Problem statement
Every line that contains the word "JSON" should be copied from the records below.
──────── Input for this task ────────
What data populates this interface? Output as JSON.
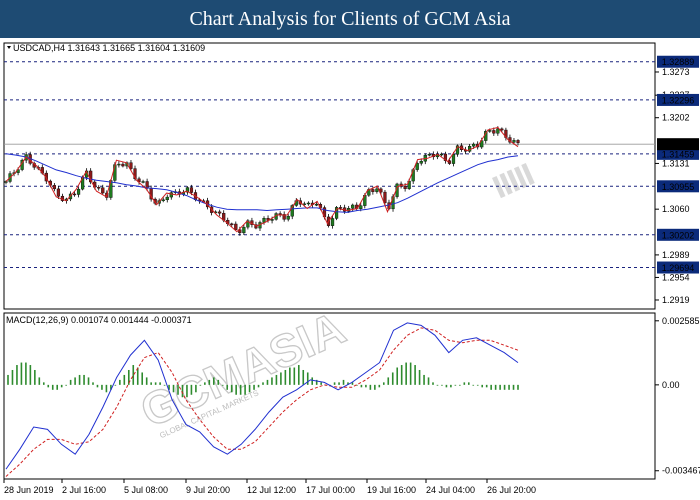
{
  "banner": {
    "title": "Chart Analysis for Clients of GCM Asia"
  },
  "watermark": {
    "brand": "GCMASIA",
    "tagline": "GLOBAL CAPITAL MARKETS"
  },
  "colors": {
    "bull": "#1f7a1f",
    "bear": "#8b1a1a",
    "ma_fast": "#d02020",
    "ma_slow": "#2030d0",
    "level_line": "#1a237e",
    "label_bg": "#0b2a7a",
    "grid": "#1a237e",
    "hist": "#2e8b2e"
  },
  "chart_data": [
    {
      "type": "line",
      "info_line": "USDCAD,H4  1.31643 1.31665 1.31604 1.31609",
      "y_ticks": [
        1.3273,
        1.3237,
        1.3202,
        1.3131,
        1.306,
        1.2989,
        1.2954,
        1.2919
      ],
      "ylim": [
        1.2905,
        1.3318
      ],
      "x_tick_labels": [
        "28 Jun 2019",
        "2 Jul 16:00",
        "5 Jul 08:00",
        "9 Jul 20:00",
        "12 Jul 12:00",
        "17 Jul 00:00",
        "19 Jul 16:00",
        "24 Jul 04:00",
        "26 Jul 20:00"
      ],
      "levels": [
        {
          "value": 1.32889,
          "label": "1.32889"
        },
        {
          "value": 1.32296,
          "label": "1.32296"
        },
        {
          "value": 1.31459,
          "label": "1.31459"
        },
        {
          "value": 1.30955,
          "label": "1.30955"
        },
        {
          "value": 1.30202,
          "label": "1.30202"
        },
        {
          "value": 1.29694,
          "label": "1.29694"
        }
      ],
      "current_price": {
        "value": 1.31609,
        "label": "1.31609"
      },
      "series": [
        {
          "values": [
            1.3103,
            1.3118,
            1.3141,
            1.3128,
            1.3109,
            1.3079,
            1.3073,
            1.3091,
            1.3119,
            1.3088,
            1.3079,
            1.3136,
            1.3132,
            1.3105,
            1.3091,
            1.3067,
            1.3085,
            1.3082,
            1.3088,
            1.3079,
            1.3068,
            1.3051,
            1.3039,
            1.3025,
            1.3041,
            1.3034,
            1.3041,
            1.3051,
            1.3051,
            1.3075,
            1.3061,
            1.3072,
            1.3038,
            1.3061,
            1.3058,
            1.3061,
            1.3089,
            1.3096,
            1.3056,
            1.3095,
            1.3099,
            1.3137,
            1.3139,
            1.3145,
            1.3134,
            1.3157,
            1.3151,
            1.3158,
            1.3183,
            1.3187,
            1.3168,
            1.3157
          ]
        },
        {
          "values": [
            1.3146,
            1.3144,
            1.3141,
            1.3135,
            1.3128,
            1.3121,
            1.3117,
            1.3112,
            1.3108,
            1.3105,
            1.3103,
            1.3101,
            1.3098,
            1.3096,
            1.3093,
            1.3092,
            1.309,
            1.3086,
            1.3081,
            1.3074,
            1.3068,
            1.3063,
            1.306,
            1.3059,
            1.3059,
            1.3059,
            1.3058,
            1.3059,
            1.306,
            1.3061,
            1.3062,
            1.3062,
            1.3058,
            1.3056,
            1.3055,
            1.3058,
            1.306,
            1.3063,
            1.3066,
            1.307,
            1.3077,
            1.3085,
            1.3093,
            1.3101,
            1.3108,
            1.3115,
            1.3122,
            1.3129,
            1.3134,
            1.3137,
            1.3141,
            1.3143
          ]
        }
      ]
    },
    {
      "type": "bar",
      "info_line": "MACD(12,26,9) 0.001074 0.001444 -0.000371",
      "y_ticks": [
        0.002585,
        0.0,
        -0.003467
      ],
      "ylim": [
        -0.0038,
        0.0029
      ],
      "series": [
        {
          "values": [
            -0.0034,
            -0.0026,
            -0.0017,
            -0.0018,
            -0.0024,
            -0.0028,
            -0.002,
            -0.0009,
            0.0003,
            0.0012,
            0.0018,
            0.001,
            -0.0006,
            -0.0016,
            -0.0019,
            -0.0025,
            -0.0028,
            -0.0024,
            -0.0018,
            -0.0011,
            -0.0005,
            -0.0002,
            0.0002,
            0.0001,
            -0.0002,
            0.0001,
            0.0005,
            0.0009,
            0.0022,
            0.0025,
            0.0024,
            0.002,
            0.0013,
            0.0018,
            0.0019,
            0.0016,
            0.0013,
            0.0009
          ]
        },
        {
          "values": [
            -0.0037,
            -0.0032,
            -0.0026,
            -0.0022,
            -0.0022,
            -0.0024,
            -0.0023,
            -0.0018,
            -0.0009,
            0.0002,
            0.0011,
            0.0013,
            0.0005,
            -0.0006,
            -0.0014,
            -0.0021,
            -0.0026,
            -0.0026,
            -0.0023,
            -0.0017,
            -0.0011,
            -0.0006,
            -0.0002,
            0.0,
            -0.0001,
            -0.0001,
            0.0002,
            0.0006,
            0.0014,
            0.002,
            0.0023,
            0.0022,
            0.0018,
            0.0017,
            0.0018,
            0.0018,
            0.0016,
            0.0014
          ]
        },
        {
          "values": [
            0.0004,
            0.0006,
            0.0008,
            0.0009,
            0.0009,
            0.0008,
            0.0006,
            0.0003,
            0.0001,
            -0.0001,
            -0.0002,
            -0.0002,
            -0.0001,
            0.0,
            0.0002,
            0.0003,
            0.0004,
            0.0004,
            0.0003,
            0.0001,
            -0.0001,
            -0.0002,
            -0.0003,
            -0.0002,
            0.0,
            0.0002,
            0.0004,
            0.0006,
            0.0008,
            0.0007,
            0.0005,
            0.0003,
            0.0001,
            0.0001,
            0.0001,
            0.0,
            -0.0002,
            -0.0003,
            -0.0004,
            -0.0005,
            -0.0005,
            -0.0004,
            -0.0003,
            0.0,
            0.0001,
            0.0002,
            0.0003,
            0.0002,
            0.0,
            -0.0002,
            -0.0003,
            -0.0004,
            -0.0004,
            -0.0004,
            -0.0003,
            -0.0002,
            -0.0001,
            0.0001,
            0.0002,
            0.0003,
            0.0004,
            0.0005,
            0.0006,
            0.0007,
            0.0007,
            0.0008,
            0.0006,
            0.0005,
            0.0003,
            0.0002,
            0.0001,
            0.0,
            0.0,
            0.0001,
            0.0001,
            0.0002,
            0.0001,
            0.0001,
            0.0,
            -0.0001,
            -0.0001,
            -0.0002,
            -0.0002,
            -0.0001,
            0.0001,
            0.0003,
            0.0005,
            0.0007,
            0.0008,
            0.0009,
            0.0009,
            0.0008,
            0.0006,
            0.0004,
            0.0003,
            0.0001,
            0.0,
            0.0,
            -0.0001,
            -0.0001,
            0.0,
            0.0,
            0.0001,
            0.0001,
            0.0,
            0.0,
            -0.0001,
            -0.0001,
            -0.0002,
            -0.0002,
            -0.0002,
            -0.0002,
            -0.0002,
            -0.0002,
            -0.0002
          ]
        }
      ]
    }
  ]
}
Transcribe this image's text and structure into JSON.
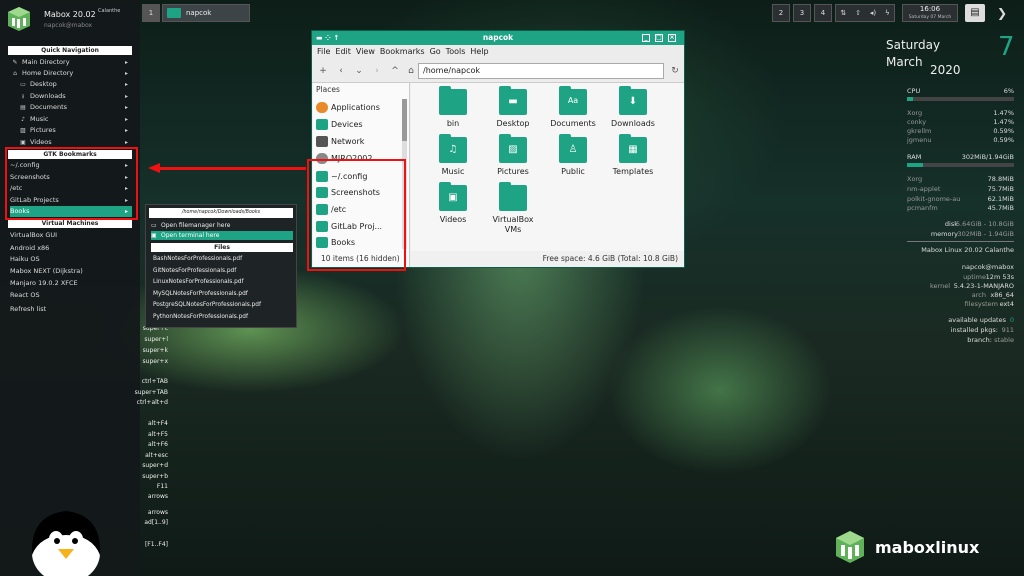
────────
Exercise answer
What data populates this interface? Output as JSON.
Transcribe this image's text and structure into JSON.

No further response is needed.